■ Work to complete:
Scan the records for the string "heading" and state how many lines contain it, using the number alone.

■ Material supplied:
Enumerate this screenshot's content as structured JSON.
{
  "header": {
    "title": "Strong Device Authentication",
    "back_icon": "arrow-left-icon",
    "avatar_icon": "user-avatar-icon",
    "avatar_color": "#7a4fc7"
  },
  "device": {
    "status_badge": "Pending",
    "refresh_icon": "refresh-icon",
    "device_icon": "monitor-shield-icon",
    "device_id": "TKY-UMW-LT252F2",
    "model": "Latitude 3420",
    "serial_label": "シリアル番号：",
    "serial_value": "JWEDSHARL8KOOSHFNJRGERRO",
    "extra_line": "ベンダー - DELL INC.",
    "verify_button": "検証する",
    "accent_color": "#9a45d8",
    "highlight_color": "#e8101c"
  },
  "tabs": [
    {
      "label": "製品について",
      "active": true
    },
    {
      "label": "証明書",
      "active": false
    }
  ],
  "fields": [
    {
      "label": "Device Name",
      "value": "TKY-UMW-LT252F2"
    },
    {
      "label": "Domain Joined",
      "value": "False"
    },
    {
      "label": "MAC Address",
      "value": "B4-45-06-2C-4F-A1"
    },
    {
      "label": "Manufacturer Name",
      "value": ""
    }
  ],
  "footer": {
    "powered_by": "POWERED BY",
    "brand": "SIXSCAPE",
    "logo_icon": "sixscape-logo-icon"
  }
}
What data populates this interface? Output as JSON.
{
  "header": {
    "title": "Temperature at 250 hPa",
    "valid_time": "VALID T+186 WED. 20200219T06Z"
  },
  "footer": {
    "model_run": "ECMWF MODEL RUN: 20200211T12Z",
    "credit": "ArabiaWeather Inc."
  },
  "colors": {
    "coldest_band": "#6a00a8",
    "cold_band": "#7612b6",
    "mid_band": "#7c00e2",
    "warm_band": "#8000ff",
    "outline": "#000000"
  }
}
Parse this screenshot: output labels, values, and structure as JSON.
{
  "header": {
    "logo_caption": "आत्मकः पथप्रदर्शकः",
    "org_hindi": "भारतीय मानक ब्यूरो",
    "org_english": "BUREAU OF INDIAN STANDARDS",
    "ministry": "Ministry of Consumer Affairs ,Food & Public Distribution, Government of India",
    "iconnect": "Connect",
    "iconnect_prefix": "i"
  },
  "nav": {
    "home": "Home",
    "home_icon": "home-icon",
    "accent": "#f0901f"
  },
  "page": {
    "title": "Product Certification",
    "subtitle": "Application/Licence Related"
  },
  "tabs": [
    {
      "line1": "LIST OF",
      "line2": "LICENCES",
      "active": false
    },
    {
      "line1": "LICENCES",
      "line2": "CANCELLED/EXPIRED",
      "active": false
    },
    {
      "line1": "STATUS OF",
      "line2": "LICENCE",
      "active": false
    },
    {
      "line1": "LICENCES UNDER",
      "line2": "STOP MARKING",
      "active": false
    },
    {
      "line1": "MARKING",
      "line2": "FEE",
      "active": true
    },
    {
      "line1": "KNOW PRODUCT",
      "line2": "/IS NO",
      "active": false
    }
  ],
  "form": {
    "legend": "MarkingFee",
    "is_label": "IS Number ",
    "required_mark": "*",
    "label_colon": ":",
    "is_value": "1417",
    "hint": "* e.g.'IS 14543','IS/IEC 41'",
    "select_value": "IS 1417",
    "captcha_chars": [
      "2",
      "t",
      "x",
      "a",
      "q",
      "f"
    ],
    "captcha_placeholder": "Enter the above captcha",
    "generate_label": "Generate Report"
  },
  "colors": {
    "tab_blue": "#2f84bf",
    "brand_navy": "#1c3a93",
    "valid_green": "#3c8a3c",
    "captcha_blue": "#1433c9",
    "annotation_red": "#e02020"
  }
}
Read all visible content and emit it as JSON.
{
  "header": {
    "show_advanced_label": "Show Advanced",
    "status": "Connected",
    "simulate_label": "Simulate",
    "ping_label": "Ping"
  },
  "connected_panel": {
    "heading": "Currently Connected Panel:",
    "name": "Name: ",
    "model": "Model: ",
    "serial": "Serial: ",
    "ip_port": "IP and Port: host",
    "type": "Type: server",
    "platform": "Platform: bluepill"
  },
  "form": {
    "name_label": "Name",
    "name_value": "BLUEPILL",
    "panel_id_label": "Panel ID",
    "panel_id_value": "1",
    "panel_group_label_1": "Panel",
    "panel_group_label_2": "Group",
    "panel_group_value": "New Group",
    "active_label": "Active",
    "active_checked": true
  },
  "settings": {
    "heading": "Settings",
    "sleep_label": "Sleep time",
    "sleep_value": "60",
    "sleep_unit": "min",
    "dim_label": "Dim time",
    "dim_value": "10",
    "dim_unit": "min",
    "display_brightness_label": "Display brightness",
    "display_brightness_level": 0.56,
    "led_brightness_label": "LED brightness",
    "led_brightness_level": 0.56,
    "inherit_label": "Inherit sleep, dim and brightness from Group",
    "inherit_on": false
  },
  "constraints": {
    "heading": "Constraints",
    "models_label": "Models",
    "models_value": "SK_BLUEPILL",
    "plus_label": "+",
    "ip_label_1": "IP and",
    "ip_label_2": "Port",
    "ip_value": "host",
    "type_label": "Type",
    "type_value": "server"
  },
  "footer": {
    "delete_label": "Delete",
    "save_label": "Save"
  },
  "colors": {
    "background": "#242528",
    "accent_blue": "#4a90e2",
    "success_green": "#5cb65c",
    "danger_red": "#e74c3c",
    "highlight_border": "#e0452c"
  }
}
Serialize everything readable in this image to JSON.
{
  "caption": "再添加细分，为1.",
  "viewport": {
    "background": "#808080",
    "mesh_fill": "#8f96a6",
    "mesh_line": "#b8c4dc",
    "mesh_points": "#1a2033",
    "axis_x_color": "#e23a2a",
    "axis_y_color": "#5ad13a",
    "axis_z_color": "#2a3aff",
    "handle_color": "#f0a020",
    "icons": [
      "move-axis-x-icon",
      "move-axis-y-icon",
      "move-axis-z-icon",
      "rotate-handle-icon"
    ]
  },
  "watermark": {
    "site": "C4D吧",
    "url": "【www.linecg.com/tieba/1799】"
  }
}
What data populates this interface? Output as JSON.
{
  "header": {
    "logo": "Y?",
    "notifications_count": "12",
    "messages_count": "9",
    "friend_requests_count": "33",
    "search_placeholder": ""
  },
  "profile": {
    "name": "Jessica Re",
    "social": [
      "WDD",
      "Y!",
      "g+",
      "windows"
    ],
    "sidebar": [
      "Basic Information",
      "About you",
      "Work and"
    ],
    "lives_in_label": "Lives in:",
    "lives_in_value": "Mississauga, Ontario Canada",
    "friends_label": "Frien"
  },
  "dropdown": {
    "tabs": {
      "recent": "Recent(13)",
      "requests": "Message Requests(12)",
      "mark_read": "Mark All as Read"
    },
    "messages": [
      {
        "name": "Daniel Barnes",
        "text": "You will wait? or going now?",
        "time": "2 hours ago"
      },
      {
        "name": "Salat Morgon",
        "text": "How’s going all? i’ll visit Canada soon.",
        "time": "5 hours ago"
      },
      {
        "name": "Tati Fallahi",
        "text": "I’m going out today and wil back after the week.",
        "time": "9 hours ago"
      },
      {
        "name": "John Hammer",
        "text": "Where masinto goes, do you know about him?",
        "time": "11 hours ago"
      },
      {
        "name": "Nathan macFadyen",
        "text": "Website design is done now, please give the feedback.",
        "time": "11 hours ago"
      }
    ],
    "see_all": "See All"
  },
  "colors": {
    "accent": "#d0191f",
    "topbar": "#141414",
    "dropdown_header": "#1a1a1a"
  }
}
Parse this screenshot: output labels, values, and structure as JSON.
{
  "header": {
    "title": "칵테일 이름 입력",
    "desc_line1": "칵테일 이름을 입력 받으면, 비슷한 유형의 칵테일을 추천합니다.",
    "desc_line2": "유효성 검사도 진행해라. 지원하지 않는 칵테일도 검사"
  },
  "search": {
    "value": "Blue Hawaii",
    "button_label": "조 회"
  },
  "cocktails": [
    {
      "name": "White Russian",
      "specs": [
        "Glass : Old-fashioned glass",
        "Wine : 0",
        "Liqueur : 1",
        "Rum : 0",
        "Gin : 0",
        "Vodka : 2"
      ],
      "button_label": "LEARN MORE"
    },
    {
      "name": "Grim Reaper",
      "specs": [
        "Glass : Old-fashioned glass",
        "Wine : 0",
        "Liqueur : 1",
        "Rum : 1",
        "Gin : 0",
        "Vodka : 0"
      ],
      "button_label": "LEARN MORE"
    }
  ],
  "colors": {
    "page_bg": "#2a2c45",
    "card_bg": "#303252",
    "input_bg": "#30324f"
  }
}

■ Exercise output:
3